"Kindness" might be too frivolous a word to describe the heroic undoing of a terrible injustice. Anthony Graves spent 18 years on death row for the horrific slaughter of an entire family, his fate sealed in part by the word of another convicted killer who later recanted. In 2002, after he had already served eight years in prison, University of St. Thomas journalism students, under the direction of instructor Nicole Casarez, took a closer look into the case. What resulted was a Pandora's box of prosecutorial misconduct indicating that the Burleson County District Attorney's Office didn't care whether Graves was actually guilty. In 2006, the 5th Circuit Court of Appeals overturned Graves's conviction and ordered a new trial. But a special prosecutor assigned to the case determined there was not a shred of evidence Graves committed the murders. He's now a free man, thanks in part to a bunch of dedicated students. Makes us kind of ashamed to think of how we spent our undergrad years.
If Cripe's name looks familiar, it might be because you've read her statements when she was with Continental Airlines, or her passionate involvement with a mayoral task force formed to fix the city's tarnished animal control department. More recently, embattled City Councilwoman Jolanda Jones tapped Cripe to help explain her side in an oft-confusing, largely idiotic investigation that hinged in part on whether Jones had used a city fax machine.
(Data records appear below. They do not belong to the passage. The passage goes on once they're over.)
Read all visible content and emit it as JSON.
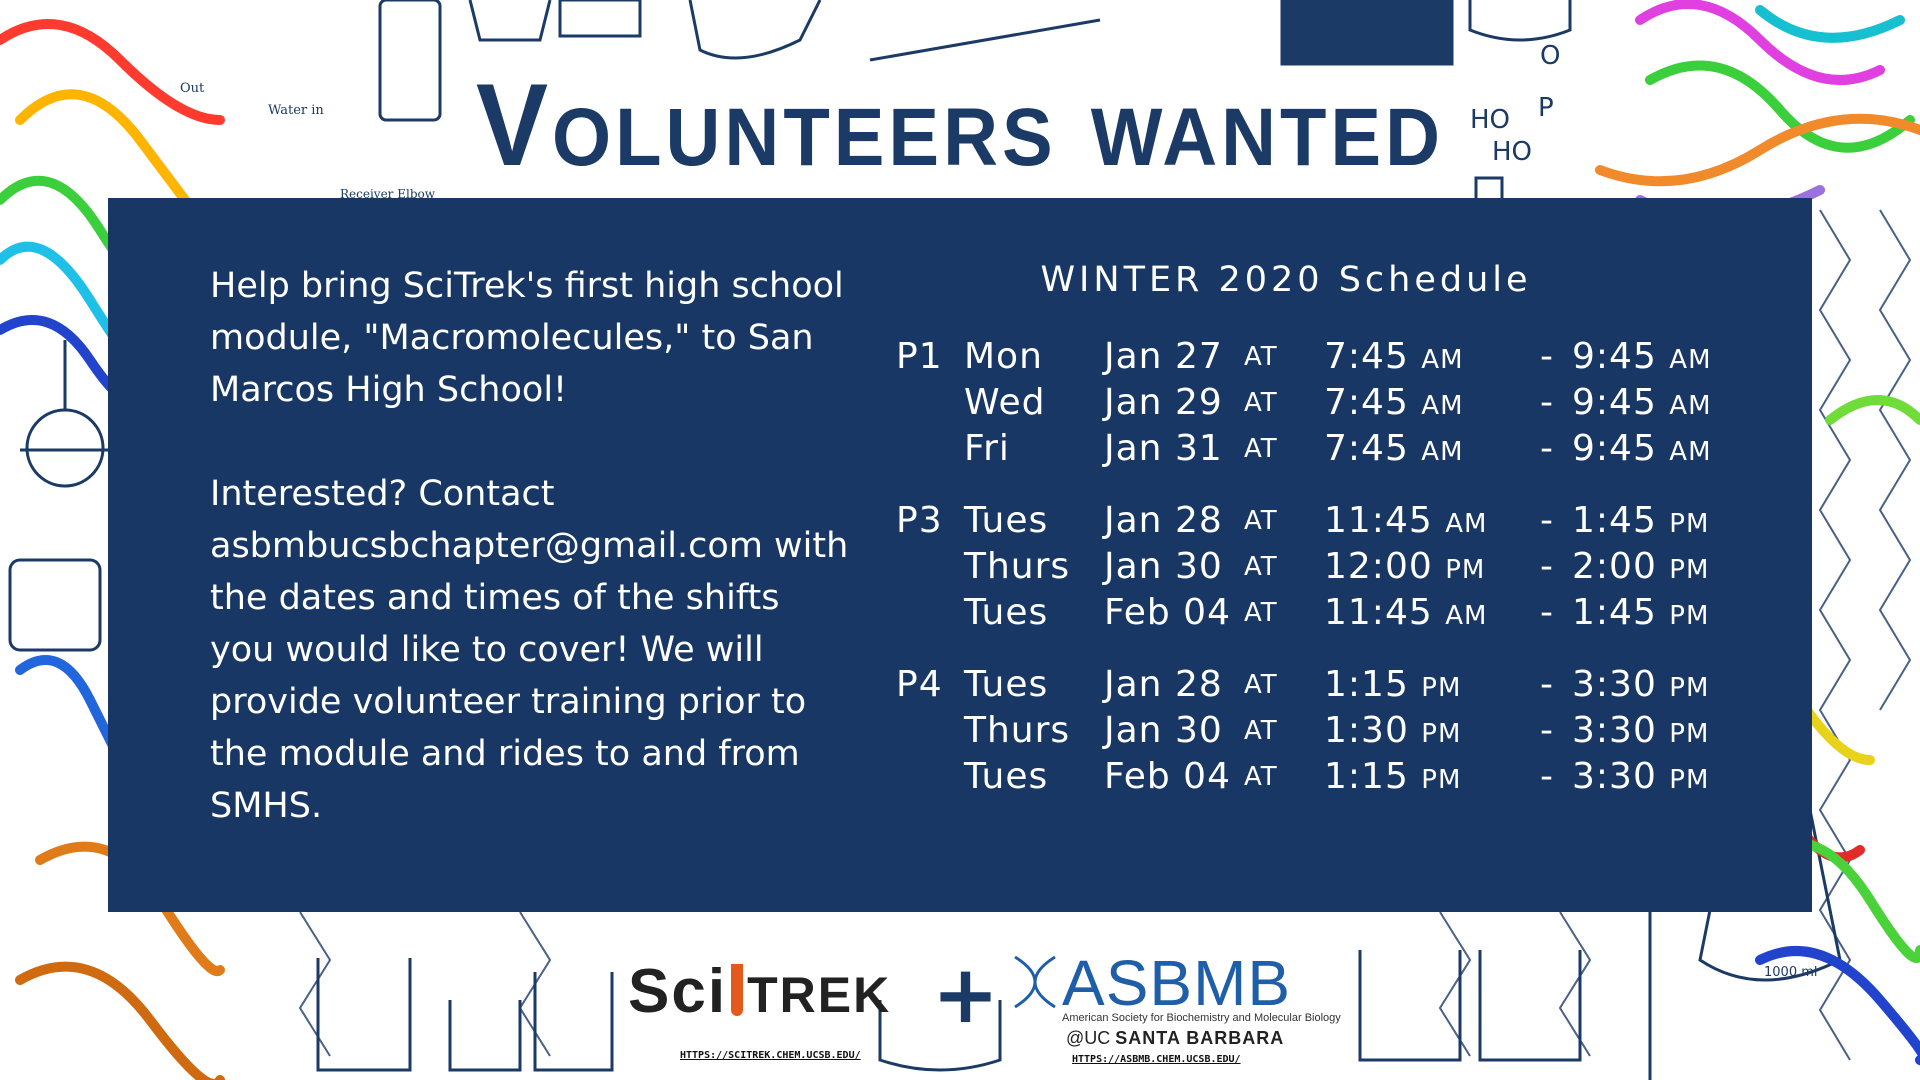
{
  "title": "Volunteers wanted",
  "intro": {
    "para1": "Help bring SciTrek's first high school module, \"Macromolecules,\" to San Marcos High School!",
    "para2": "Interested? Contact asbmbucsbchapter@gmail.com with the dates and times of the shifts you would like to cover! We will provide volunteer training prior to the module and rides to and from SMHS."
  },
  "schedule": {
    "title": "WINTER 2020 Schedule",
    "at_label": "AT",
    "groups": [
      {
        "period": "P1",
        "rows": [
          {
            "day": "Mon",
            "date": "Jan 27",
            "start": "7:45",
            "start_suffix": "AM",
            "end": "9:45",
            "end_suffix": "AM"
          },
          {
            "day": "Wed",
            "date": "Jan 29",
            "start": "7:45",
            "start_suffix": "AM",
            "end": "9:45",
            "end_suffix": "AM"
          },
          {
            "day": "Fri",
            "date": "Jan 31",
            "start": "7:45",
            "start_suffix": "AM",
            "end": "9:45",
            "end_suffix": "AM"
          }
        ]
      },
      {
        "period": "P3",
        "rows": [
          {
            "day": "Tues",
            "date": "Jan 28",
            "start": "11:45",
            "start_suffix": "AM",
            "end": "1:45",
            "end_suffix": "PM"
          },
          {
            "day": "Thurs",
            "date": "Jan 30",
            "start": "12:00",
            "start_suffix": "PM",
            "end": "2:00",
            "end_suffix": "PM"
          },
          {
            "day": "Tues",
            "date": "Feb 04",
            "start": "11:45",
            "start_suffix": "AM",
            "end": "1:45",
            "end_suffix": "PM"
          }
        ]
      },
      {
        "period": "P4",
        "rows": [
          {
            "day": "Tues",
            "date": "Jan 28",
            "start": "1:15",
            "start_suffix": "PM",
            "end": "3:30",
            "end_suffix": "PM"
          },
          {
            "day": "Thurs",
            "date": "Jan 30",
            "start": "1:30",
            "start_suffix": "PM",
            "end": "3:30",
            "end_suffix": "PM"
          },
          {
            "day": "Tues",
            "date": "Feb 04",
            "start": "1:15",
            "start_suffix": "PM",
            "end": "3:30",
            "end_suffix": "PM"
          }
        ]
      }
    ]
  },
  "logos": {
    "scitrek_sci": "Sci",
    "scitrek_trek": "TREK",
    "scitrek_url": "HTTPS://SCITREK.CHEM.UCSB.EDU/",
    "plus": "+",
    "asbmb_name": "ASBMB",
    "asbmb_full": "American Society for Biochemistry and Molecular Biology",
    "asbmb_at": "@UC",
    "asbmb_campus": "SANTA BARBARA",
    "asbmb_url": "HTTPS://ASBMB.CHEM.UCSB.EDU/"
  },
  "decor": {
    "water_in": "Water in",
    "out": "Out",
    "receiver_elbow": "Receiver Elbow",
    "beaker_volume": "1000 ml",
    "ho1": "HO",
    "ho2": "HO",
    "p": "P",
    "o": "O"
  },
  "colors": {
    "navy": "#183764",
    "title": "#1b3a66",
    "asbmb_blue": "#1f5ea8",
    "scitrek_orange": "#e55a1c"
  }
}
Cripe either lacks (or is damn good at hiding) the hostility that a lot of flacks harbor toward the media; instead, she proved to be a reliable source of information and intelligent statements — even on deadline. We've never felt like we were getting the runaround with Cripe, whose dedication to her clients comes without ridiculous spin. To us media folk, it's remarkably refreshing.
Few local government agencies were as dysfunctional as Metro for the last ten years or so. Run by a secretive, defensive management that disdained transparency and any criticism, the agency ran up big costs, got little done and put Houston's projected light-rail system at great risk by trying to cut legal corners. Not long after Mayor Annise Parker took office, things began to change, and the biggest change was putting in George Greanias as CEO. A former city councilman and shoulda-been mayor who lacked only TV-age charisma, Greanias is a numbers guy who demands things be run ethically, cheaply, smartly and openly. For people used to dealing with the old Metro, the 180-degree turns can sometimes cause whiplash. And yes, he needs better habits when it comes to porn and Metro computers. But if that's the biggest scandal of his time there, we'll take that any day as compared to his profligate predecessors.
This might be a bit of a cheat, because Nikki Araguz — who first came into our consciousness when her firefighting husband died in the line of duty and it was subsequently revealed she was born with a penis (or a penis-like birth defect, depending on what version she's telling at the time) — has managed to have multiple 15-minute bursts of fame. Just when it seemed the media frenzy surrounding the court battle over her late husband's inheritance was winding down, a filmmaker issued a press release saying Araguz was going to have her very own reality show, centered around her dating life. This was followed by Araguz being accused of stealing a woman's expensive watch. Every few months, for the past year, Araguz has managed to resurface, and while it hasn't always been under the best circumstances, we have the feeling she tremendously enjoys the attention. And it appears the rest of us enjoy giving it to her.
Ah, nature. Flowers are blooming, birds are chirping and Mother Earth is at her most fertile. And if you're on a first date at Mercer Arboretum & Botanic Gardens, so are you. Wander together hand-in-hand on meandering paths bright with flowers, and breathe deeply in the heady herb garden. Copses of tall trees offer secluded getaways, perfect for making small talk, or just making out. If you're into a sportier time, rent a kayak or canoe and take in the beauty on the water. Embrace the healing power of nature, and you might just get some sexual healing of your own.